How well candidates fit into the company’s culture is as important for the hiring manager as their skills and experiences. In this episode, I show you a simple 5-step approach to help you craft an answer to the common interview question “How would you describe yourself?” that shows that you are the right candidate for the job.
Hi and welcome to today's episode, in which I show you how you can answer the common interview question, "How would you describe yourself?" With this question, the interviewer wants to get to know you better, understand how self-aware you are and determine if you are a good cultural fit for the company and the role. In other words, they want to find out whether or not you are the right person for the job who will be easy to manage and work with and who will thrive in the work environment. And, when evaluating applicants, how well a candidate fits into the company's culture is a significant aspect for hiring managers. Even candidates with perfectly matching skills and experiences will most likely not get an offer if their values are not aligned with the company's. So, it is well invested time to have a thought-through answer to the question, "How would you describe yourself?" Here are five steps that might help you:
Step 1: Try to list at least 5-10 things that characterize you. A good answer should cover three aspects: your personality, motivation and working style. So, try to include all of these elements.
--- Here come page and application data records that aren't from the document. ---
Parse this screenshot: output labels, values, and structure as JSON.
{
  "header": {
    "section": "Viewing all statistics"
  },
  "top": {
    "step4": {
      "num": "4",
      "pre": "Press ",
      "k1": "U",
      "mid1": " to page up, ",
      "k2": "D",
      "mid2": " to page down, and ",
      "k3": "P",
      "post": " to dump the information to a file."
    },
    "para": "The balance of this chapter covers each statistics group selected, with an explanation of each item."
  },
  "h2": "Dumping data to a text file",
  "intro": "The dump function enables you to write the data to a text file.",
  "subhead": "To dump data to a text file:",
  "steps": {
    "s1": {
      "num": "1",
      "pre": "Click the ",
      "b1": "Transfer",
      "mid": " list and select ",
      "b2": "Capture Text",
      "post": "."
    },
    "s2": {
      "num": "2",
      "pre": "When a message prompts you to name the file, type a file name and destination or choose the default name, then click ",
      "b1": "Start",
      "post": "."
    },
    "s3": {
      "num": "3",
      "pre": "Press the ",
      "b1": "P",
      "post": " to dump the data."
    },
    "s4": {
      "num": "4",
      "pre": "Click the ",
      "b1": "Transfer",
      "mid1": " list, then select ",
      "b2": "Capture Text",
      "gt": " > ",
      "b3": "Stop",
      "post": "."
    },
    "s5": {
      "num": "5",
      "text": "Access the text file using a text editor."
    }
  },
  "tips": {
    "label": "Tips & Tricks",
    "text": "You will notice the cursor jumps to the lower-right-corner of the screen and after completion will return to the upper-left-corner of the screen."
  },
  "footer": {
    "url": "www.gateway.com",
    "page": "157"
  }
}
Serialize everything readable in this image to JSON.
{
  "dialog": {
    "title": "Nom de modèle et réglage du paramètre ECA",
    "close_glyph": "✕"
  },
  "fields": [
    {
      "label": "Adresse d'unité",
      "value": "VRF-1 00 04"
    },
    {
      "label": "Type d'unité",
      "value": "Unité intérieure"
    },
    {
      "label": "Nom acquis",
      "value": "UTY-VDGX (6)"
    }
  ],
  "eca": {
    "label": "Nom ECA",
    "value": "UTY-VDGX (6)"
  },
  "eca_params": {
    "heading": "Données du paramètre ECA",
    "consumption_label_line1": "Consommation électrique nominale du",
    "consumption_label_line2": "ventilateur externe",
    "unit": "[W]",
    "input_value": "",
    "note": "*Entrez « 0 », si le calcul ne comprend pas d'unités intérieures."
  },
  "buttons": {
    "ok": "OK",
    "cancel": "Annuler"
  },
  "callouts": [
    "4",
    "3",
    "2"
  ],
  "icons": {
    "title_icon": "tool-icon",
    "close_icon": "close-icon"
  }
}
And keep it to the positive; for example, use "I like autonomy" instead of "I don't like to be micromanaged." If you need some inspiration, check out this episode's show notes at interviewPreparationSimplified.com for a list of words that might help.
Step 2: Ask at least three people that know you well how they would describe you. If you can, ask current or former colleagues or managers, as they know best how it is to work with you. If you can't, for example, because you don't want them to know that you have applied for a new job, then ask friends or relatives. Add their descriptions of you to the list.
Step 3: Read about the company's culture, and if you can, talk to people who work there. Also, reread the job description. This step aims to get a clear picture of how it is to work there and what kind of person can succeed in the role and thrive in the organization. Write down a couple of bullet points to capture the most important aspects.
Step 4: Choose 3-5 things that describe you and that are well-aligned with your findings from the previous step. For example, let's say you added "thinking outside the box" to your list in step 1 because working in an environment that encourages coming up with new and creative ideas motivates you. And in step 3, you identified that the company has "innovation" as one of its core values. In that case, this is a good match and you might want to include this aspect in your answer. Remember to cover all of the three earlier mentioned aspects: personality, motivation and work style.
Step 5: Formulate your answer by briefly summarizing what you identified in the previous step. It should not be much longer than twenty seconds. And try to use your own words. So, in the earlier example, pick "thinking outside the box," as this is much more authentic than trying to re-use the word "innovation" just because it is used on the company's website.
Let me give you an example from when I was a hiring manager at a company known for its high-paced work environment and entrepreneurial and collaborative culture. One candidate told me, "As a person, I am curious and driven. I thrive in agile environments that encourage innovative thinking and calculated risk-taking. I take ownership of my tasks, and it motivates me to keep several balls in the air. I like seeking other perspectives and have often heard from my colleagues that I am very collaborative and helpful." I liked this answer as it helped me get to know the applicant better and demonstrated that she was self-aware. It also made me feel confident that she would be a good fit for the team.
These were the five steps. Before closing this episode, I would like to bring up one final aspect. When preparing your answer, you might end up in a situation where you see a mismatch. For example, when researching its culture, it might turn out that the company is in a constant state of transition with mergers, acquisitions and re-organizations. Many people like this kind of dynamic environment, while others don't. If you prefer certainty and stability, then this is something you might want to dive deeper into. After all, you want to make an informed decision as to whether or not to accept the job once it is offered to you. However, you should not bring this up when answering the question, "How would you describe yourself?" I will show you in a later episode, when I talk about what questions you can ask during the interview, how you can address this without creating any red flags for the interviewer.
That was all for today. Thank you for listening, and I hope this was helpful to you.
Words that could be used to describe yourself:
|Collaborative||Decisive||Focused||Listen to / give feedback||Supportive|
|Curious||Engaged||Inclusive||Seek diverse perspectives||Trust building|